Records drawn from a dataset
********************

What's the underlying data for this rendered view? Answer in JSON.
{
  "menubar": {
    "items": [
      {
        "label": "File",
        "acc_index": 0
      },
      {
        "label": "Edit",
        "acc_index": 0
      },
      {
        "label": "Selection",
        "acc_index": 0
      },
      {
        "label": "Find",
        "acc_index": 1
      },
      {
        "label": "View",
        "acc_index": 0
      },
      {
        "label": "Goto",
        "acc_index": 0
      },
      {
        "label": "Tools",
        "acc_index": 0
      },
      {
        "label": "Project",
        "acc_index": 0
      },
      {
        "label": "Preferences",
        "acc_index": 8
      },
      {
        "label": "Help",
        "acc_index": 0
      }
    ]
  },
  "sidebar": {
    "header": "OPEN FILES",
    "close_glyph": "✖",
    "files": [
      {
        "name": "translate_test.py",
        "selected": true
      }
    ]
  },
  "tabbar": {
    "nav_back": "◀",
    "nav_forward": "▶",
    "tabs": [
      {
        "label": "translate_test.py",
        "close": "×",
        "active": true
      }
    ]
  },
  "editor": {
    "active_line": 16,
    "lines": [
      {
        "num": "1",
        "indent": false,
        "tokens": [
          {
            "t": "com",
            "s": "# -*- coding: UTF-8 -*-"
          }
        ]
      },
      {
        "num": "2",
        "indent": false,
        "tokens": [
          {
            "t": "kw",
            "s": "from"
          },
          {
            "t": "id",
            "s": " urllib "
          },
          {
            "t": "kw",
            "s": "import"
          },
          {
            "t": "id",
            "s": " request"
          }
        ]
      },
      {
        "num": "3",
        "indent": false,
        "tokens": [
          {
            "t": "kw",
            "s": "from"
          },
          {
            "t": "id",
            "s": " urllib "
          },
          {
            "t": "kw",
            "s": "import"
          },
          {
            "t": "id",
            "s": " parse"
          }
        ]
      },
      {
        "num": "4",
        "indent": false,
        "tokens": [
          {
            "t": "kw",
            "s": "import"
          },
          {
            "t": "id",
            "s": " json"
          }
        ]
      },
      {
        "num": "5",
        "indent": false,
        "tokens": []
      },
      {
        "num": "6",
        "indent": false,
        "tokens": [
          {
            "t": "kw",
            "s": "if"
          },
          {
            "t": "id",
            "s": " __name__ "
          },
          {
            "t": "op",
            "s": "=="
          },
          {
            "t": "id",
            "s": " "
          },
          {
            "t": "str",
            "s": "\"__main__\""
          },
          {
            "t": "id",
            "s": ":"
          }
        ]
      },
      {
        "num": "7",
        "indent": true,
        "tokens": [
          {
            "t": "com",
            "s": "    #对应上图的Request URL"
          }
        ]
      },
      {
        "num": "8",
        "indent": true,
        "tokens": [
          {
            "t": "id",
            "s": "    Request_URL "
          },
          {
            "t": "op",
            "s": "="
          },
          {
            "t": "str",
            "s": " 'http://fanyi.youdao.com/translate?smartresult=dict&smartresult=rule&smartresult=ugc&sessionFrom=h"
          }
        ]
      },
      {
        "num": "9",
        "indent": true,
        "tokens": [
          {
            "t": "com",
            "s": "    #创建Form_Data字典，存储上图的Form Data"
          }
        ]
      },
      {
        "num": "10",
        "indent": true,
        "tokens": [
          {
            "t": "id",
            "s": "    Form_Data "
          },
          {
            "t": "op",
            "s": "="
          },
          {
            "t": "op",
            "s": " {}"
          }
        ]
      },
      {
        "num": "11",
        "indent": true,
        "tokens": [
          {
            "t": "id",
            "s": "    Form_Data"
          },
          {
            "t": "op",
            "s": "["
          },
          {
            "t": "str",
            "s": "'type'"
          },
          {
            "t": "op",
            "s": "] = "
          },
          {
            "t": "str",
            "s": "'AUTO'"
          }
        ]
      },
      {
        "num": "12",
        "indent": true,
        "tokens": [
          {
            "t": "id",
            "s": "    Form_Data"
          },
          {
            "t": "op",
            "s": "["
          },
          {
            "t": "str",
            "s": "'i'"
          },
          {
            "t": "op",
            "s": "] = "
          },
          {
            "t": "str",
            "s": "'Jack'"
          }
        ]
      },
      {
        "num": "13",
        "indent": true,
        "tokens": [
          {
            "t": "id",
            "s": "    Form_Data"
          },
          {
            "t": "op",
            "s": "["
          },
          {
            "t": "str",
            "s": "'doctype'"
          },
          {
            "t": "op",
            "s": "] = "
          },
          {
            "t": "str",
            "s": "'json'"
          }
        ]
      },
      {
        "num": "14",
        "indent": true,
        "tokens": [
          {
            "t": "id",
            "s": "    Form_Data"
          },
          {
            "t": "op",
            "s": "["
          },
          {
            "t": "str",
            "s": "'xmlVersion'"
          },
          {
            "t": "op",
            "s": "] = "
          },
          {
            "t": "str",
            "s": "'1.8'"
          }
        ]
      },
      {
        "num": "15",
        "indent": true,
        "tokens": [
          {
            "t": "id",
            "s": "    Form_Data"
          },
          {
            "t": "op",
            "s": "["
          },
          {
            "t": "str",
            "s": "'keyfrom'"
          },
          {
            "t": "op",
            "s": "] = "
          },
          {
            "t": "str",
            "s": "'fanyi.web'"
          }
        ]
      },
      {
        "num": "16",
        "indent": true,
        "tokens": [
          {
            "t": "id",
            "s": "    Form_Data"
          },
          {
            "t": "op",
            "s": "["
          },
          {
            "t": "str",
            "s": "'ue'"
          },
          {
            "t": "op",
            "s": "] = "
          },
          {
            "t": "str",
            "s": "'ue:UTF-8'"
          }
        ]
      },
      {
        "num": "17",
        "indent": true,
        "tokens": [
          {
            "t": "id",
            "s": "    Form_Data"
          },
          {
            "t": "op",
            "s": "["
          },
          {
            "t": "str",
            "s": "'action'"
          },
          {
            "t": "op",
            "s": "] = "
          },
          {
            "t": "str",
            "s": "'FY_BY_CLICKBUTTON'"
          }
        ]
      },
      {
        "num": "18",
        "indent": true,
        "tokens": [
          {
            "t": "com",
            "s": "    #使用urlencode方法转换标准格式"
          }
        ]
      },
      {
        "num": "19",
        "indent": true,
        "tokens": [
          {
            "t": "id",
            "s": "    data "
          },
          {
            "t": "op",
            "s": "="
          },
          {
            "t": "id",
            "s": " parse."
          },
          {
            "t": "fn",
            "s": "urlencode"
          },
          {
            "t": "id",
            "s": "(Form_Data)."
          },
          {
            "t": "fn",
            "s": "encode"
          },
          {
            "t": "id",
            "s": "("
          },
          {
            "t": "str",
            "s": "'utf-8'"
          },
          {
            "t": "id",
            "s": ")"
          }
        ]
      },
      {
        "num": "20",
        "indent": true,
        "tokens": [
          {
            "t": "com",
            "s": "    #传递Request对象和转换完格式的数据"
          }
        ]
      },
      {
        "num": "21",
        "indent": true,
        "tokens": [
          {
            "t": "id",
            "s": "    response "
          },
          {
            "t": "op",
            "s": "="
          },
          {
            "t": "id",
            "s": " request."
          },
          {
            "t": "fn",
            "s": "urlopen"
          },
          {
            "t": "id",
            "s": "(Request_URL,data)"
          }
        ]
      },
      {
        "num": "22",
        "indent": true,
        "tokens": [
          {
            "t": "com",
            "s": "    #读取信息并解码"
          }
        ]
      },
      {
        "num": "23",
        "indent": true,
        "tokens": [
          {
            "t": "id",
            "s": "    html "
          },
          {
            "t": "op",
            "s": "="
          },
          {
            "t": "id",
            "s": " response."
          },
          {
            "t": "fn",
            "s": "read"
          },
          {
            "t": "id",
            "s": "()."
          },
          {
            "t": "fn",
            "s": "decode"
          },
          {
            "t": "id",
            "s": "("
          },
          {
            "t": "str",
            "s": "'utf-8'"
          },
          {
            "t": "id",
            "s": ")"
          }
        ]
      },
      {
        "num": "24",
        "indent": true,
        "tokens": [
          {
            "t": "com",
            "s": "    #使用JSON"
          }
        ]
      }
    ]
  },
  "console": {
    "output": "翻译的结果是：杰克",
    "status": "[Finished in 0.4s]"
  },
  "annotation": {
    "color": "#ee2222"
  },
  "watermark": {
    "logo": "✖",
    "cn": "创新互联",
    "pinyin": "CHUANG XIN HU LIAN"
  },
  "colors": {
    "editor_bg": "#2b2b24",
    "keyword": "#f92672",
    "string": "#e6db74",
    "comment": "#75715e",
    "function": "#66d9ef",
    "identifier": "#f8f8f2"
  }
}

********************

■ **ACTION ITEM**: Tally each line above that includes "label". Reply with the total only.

■ **RESULT OF THE TASK**: 11